In addition to loving the look and feel of the controller, this person had some really exciting things to share regarding the controller's battery life. According to this user, "The battery capacity is 1560mA, much more than the PS4 [controller]." They also mentioned that it seemed like the DualSense may support some kind of upcoming "quick charge technology," which is exciting for anyone who doesn't want to wait a long time while their controller recharges.

VGC has put into perspective exactly how much better the capacity is for the DualSense when compared to the DualShock 4. As pointed out by VGC, "PS4's DualShock 4 has a battery capacity of 1000mA, resulting in a charge life of between 4 and 7 hours depending on use. At launch, the DualShock 4 had a smaller battery of 800mA." In other words, if this tester's claims are true, then the DualSense has more than 50% higher battery capacity than the current DualShock 4, as well as nearly twice the capacity of the original release of the DualShock 4).

This would seem to back up a previous claim from a user on Reddit who said they were also able to perform a hands-on test with with DualSense. According to Reddit user viper_on_fire (who has since deleted their original posts), the battery life of the DualSense lasts "around 3 to 4 hours" longer than the DualShock 4. Again, these reports should be taken with a grain of salt. However, if this turns out to be accurate, then the DualSense's battery may last between 7 to 11 hours before needing a recharge. That's some serious uninterrupted gaming time.

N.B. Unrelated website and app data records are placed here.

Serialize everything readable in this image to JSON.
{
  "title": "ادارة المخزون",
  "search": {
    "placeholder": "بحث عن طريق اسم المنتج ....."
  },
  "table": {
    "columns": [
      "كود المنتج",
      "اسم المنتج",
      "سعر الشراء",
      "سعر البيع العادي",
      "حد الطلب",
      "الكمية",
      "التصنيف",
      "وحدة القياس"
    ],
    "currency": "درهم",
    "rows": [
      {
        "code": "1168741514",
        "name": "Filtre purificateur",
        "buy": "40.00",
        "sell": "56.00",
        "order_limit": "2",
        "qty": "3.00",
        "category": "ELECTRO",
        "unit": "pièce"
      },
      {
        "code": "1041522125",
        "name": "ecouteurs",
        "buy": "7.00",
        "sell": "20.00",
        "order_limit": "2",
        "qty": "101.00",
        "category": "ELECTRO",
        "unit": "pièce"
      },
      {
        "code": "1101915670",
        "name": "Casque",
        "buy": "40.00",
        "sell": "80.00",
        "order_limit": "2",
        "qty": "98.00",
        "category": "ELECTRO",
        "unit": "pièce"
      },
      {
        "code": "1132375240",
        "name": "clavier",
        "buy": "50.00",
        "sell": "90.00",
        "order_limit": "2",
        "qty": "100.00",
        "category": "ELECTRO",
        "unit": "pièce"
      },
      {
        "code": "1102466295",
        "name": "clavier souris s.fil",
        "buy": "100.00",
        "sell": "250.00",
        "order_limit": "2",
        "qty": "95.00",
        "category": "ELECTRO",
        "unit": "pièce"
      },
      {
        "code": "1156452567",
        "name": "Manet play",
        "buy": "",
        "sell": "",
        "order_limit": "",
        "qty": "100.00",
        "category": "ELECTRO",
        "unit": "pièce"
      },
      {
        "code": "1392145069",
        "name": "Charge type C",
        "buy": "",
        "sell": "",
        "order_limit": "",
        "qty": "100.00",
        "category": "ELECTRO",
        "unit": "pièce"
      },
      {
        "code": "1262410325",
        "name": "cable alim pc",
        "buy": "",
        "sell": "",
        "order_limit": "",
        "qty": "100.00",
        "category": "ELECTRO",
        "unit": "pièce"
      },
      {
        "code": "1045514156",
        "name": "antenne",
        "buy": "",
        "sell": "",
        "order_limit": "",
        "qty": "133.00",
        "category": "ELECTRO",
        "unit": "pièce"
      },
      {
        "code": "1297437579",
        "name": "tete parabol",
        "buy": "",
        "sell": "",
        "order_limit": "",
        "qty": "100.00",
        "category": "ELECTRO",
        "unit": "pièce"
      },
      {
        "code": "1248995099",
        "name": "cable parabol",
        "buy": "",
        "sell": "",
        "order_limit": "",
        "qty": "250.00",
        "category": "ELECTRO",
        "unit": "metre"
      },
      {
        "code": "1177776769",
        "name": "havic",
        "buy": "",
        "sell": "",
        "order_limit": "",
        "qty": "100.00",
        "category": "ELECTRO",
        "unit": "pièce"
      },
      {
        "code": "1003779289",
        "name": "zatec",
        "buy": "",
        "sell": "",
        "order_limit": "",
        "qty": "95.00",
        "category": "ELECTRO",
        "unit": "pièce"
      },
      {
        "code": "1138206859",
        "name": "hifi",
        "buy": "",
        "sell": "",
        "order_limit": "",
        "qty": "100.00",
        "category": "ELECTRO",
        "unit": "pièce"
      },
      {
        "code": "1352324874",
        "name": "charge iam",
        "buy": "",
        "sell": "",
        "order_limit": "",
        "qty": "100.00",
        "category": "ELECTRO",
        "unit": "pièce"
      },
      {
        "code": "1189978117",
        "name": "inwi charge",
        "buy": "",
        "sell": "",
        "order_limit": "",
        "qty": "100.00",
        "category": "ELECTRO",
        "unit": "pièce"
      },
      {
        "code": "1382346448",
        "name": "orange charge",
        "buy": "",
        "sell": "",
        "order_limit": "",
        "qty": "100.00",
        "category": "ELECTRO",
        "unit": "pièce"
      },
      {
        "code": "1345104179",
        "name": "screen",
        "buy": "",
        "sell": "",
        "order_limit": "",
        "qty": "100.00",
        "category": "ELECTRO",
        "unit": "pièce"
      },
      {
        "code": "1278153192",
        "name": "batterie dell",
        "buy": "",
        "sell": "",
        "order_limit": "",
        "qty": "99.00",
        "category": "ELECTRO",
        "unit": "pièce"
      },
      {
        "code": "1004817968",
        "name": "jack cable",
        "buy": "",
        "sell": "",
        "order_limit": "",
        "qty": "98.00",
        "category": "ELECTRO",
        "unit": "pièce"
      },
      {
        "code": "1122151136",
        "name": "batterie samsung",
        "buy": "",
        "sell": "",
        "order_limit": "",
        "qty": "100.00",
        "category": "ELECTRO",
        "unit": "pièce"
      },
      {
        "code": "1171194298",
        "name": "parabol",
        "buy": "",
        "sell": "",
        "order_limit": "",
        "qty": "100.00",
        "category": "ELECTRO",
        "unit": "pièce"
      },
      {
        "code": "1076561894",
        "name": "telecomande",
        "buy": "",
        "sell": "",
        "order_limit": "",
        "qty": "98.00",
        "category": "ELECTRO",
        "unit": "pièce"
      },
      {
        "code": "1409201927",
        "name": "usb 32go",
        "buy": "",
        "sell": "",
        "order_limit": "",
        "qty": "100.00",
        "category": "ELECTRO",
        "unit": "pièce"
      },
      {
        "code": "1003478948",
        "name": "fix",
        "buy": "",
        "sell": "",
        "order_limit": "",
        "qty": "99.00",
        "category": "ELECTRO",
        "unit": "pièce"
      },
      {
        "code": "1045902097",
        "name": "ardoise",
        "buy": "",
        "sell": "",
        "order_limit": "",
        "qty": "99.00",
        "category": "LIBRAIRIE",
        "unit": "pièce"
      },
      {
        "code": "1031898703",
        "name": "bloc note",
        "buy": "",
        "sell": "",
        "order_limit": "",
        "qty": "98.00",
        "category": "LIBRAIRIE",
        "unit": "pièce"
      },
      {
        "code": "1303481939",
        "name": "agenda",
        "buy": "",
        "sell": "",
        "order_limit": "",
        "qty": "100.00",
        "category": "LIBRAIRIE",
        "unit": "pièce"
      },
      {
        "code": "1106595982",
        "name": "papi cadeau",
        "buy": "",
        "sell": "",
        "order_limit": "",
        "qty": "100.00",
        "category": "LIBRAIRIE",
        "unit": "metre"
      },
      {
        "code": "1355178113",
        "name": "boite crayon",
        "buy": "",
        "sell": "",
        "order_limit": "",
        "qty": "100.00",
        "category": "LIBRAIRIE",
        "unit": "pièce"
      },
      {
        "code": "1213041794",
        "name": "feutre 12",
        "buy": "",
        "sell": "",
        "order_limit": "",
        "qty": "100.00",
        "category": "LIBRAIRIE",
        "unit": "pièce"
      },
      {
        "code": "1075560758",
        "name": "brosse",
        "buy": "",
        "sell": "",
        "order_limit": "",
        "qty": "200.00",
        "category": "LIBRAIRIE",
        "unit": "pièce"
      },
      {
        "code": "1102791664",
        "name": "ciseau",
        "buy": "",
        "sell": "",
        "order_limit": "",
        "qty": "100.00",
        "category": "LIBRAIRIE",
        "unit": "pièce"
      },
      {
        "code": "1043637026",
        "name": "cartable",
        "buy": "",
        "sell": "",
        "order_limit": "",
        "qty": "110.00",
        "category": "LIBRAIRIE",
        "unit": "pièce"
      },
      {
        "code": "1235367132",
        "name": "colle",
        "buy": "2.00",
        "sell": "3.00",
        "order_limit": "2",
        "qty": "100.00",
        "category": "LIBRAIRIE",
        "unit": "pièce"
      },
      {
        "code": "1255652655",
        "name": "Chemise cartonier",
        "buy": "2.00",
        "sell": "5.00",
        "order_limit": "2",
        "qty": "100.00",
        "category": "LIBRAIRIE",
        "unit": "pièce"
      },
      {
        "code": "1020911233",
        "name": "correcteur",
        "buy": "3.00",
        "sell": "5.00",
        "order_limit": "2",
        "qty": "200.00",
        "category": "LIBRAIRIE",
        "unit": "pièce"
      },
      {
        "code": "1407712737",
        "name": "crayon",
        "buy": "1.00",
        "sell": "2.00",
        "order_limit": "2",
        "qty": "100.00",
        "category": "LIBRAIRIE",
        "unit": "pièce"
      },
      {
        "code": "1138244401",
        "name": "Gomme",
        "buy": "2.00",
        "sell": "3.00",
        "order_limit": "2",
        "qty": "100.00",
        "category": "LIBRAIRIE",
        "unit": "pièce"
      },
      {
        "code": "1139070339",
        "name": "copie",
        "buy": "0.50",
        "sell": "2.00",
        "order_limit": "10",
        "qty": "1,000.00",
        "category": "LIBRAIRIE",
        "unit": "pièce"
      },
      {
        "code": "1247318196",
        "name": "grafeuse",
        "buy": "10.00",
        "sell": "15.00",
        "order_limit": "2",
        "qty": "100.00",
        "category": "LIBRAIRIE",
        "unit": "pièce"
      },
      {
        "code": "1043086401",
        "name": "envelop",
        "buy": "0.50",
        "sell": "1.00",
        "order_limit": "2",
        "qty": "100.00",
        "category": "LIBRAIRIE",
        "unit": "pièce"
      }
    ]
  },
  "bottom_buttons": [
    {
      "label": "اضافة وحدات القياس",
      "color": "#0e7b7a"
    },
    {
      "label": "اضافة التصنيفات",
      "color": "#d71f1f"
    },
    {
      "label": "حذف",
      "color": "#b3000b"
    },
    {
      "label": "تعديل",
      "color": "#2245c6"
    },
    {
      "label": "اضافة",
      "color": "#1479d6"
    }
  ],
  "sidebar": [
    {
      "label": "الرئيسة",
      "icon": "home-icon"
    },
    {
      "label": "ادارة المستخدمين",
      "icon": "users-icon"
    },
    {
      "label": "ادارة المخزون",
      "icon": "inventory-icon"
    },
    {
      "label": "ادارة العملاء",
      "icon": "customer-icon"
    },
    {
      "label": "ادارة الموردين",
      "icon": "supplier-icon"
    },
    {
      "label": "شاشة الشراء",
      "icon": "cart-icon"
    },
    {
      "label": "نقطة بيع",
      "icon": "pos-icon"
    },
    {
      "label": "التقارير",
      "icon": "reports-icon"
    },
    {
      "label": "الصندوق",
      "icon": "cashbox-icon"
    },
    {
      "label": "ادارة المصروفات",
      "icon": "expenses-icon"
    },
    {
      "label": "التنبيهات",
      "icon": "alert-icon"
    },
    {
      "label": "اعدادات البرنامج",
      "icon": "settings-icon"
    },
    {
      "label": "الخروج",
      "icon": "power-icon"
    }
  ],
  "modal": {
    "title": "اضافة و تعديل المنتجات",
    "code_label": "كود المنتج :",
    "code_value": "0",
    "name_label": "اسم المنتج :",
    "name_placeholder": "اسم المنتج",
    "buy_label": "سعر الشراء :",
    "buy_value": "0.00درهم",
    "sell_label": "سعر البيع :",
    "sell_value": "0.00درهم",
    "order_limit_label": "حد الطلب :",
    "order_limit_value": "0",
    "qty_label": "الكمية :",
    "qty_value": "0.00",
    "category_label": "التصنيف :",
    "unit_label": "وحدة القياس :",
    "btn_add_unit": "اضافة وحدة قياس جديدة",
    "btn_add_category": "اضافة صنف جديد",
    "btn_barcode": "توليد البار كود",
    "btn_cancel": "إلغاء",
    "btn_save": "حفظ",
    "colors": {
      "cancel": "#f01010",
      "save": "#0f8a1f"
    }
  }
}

However, VGC also makes an interesting point concerning how that extra battery life could actually be utilized. The DualSense has been designed to support several functions and features that the DualShock 4 does not have. These include the controller's adaptive triggers and haptic feedback, which respond to stimuli both from the game and the player to create a more immersive experience. These features could utilize a decent amount of battery power on their own, which could in turn use up that extra 560mA of power. If that's the case, then there's a chance that the overall length of the DualSense's battery life would actually be pretty comparable to that of the DualShock 4. In this scenario, the extra battery power would just be going toward compensating for those extra features.

On the plus side, a recent patent discovered for the DualSense could revolutionize the way PlayStation controllers recharge. This patent snaps onto the back of the DualSense, providing players with some triggers on the bottom of the controller that can be mapped to perform various functions. On top of that, the patent depicts some type of charging apparatus within the back button attachment that would allow for a quick charge when the controller is placed on top of a charging mat of some kind. In other words, Sony is apparently putting a lot of thought into ways to max out the DualSense's overall battery life and make recharging it more convenient for gamers.

This stands in stark contrast to how Microsoft appears to be approaching the battery life of the Xbox Series X controller. Specifically, those controllers will still use actual AA batteries to keep them powered up. It's surprising to see a next-gen console using batteries instead of a built-in rechargeable pack or something of that nature. However, it has been argued that Microsoft went this route in order to provide users with a choice: you can use AAs or pick up a rechargeable battery pack.

Overall, it looks like Sony diehards have even more of a reason to hype up the power of the PlayStation 5 and the DualSense controller. As the release of the new console draws closer, it will become clear just how accurate these leaks truly are.